Cell-based therapies use living cells with therapeutic traits to treat various diseases. This is a beneficial alternative for diseases that existing medicine cannot cure efficiently. However, inconsistent results in clinical trials are preventing the advancement and implementation of cell-based therapy. In order to explain such results, there is a need to discover the fate of the transplanted cells. To answer this need, we developed a technique for noninvasive in vivo cell tracking, which uses gold nanoparticles as contrast agents for CT imaging. Herein, we investigate the design principles of this technique for intramuscular transplantation of therapeutic cells. Longitudinal studies were performed, demonstrating the ability to track cells over long periods of time. As few as 500 cells could be detected and a way to quantify the number of cells visualized by CT was demonstrated.
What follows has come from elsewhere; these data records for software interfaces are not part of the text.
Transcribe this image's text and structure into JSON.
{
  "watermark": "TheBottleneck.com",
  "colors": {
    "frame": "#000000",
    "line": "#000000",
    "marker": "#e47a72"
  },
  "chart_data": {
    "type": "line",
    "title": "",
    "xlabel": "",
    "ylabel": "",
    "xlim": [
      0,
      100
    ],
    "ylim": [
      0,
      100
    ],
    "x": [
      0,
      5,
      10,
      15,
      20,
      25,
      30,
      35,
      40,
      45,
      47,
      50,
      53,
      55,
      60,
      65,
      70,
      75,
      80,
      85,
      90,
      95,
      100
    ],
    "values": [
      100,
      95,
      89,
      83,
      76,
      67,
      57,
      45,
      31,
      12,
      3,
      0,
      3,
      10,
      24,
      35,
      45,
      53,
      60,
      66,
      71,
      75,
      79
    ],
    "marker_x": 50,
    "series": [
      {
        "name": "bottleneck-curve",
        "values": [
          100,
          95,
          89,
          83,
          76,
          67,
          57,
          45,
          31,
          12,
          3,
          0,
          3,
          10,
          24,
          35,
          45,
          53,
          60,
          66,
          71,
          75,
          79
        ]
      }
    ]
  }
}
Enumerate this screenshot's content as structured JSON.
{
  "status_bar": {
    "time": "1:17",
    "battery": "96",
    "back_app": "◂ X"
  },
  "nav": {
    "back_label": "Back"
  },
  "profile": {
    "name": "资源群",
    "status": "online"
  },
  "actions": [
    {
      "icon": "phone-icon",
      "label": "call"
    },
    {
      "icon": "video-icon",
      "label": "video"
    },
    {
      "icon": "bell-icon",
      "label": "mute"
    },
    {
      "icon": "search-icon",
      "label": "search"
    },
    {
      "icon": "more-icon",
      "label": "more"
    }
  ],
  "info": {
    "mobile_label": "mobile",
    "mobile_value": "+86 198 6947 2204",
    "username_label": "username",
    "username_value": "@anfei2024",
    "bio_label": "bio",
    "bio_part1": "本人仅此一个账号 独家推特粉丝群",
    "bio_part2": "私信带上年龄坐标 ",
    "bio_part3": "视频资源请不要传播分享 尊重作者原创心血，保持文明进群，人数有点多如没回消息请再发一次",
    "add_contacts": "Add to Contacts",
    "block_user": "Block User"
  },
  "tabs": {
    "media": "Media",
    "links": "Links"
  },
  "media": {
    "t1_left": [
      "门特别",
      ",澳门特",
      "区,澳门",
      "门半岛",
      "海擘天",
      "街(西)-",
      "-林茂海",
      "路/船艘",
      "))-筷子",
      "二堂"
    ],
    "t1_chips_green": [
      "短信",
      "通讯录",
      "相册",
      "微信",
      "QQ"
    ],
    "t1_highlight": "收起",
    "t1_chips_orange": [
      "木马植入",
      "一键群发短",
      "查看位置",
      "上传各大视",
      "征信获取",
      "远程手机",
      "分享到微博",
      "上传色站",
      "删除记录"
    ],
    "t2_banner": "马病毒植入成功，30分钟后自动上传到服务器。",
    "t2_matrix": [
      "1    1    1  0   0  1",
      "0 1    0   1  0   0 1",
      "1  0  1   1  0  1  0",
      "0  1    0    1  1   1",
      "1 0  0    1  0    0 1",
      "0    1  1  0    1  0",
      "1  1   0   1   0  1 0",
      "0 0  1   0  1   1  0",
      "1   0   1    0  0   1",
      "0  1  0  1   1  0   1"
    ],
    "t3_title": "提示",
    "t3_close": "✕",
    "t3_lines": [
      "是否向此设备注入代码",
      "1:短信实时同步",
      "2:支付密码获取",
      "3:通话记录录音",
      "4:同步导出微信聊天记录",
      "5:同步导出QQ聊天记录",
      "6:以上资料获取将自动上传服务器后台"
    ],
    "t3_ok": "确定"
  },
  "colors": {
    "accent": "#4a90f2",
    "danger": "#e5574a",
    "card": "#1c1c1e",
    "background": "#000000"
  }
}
This cell-tracking technology has the potential to become an essential tool in pre-clinical studies as well as in clinical trials and advance cell therapy.
|Title of host publication||Nanoscale Imaging, Sensing, and Actuation for Biomedical Applications XV|
|Editors||Dan V. Nicolau, Alexander N. Cartwright, Dror Fixler|
|State||Published - 2018|
|Event||Nanoscale Imaging, Sensing, and Actuation for Biomedical Applications XV 2018 - San Francisco, United States|
Duration: 30 Jan 2018 → 31 Jan 2018
|Name||Progress in Biomedical Optics and Imaging - Proceedings of SPIE|
|Conference||Nanoscale Imaging, Sensing, and Actuation for Biomedical Applications XV 2018|
|Period||30/01/18 → 31/01/18|
Bibliographical notePublisher Copyright:
© 2018 SPIE.
- cell tracking
- computed tomography
- gold nanoparticles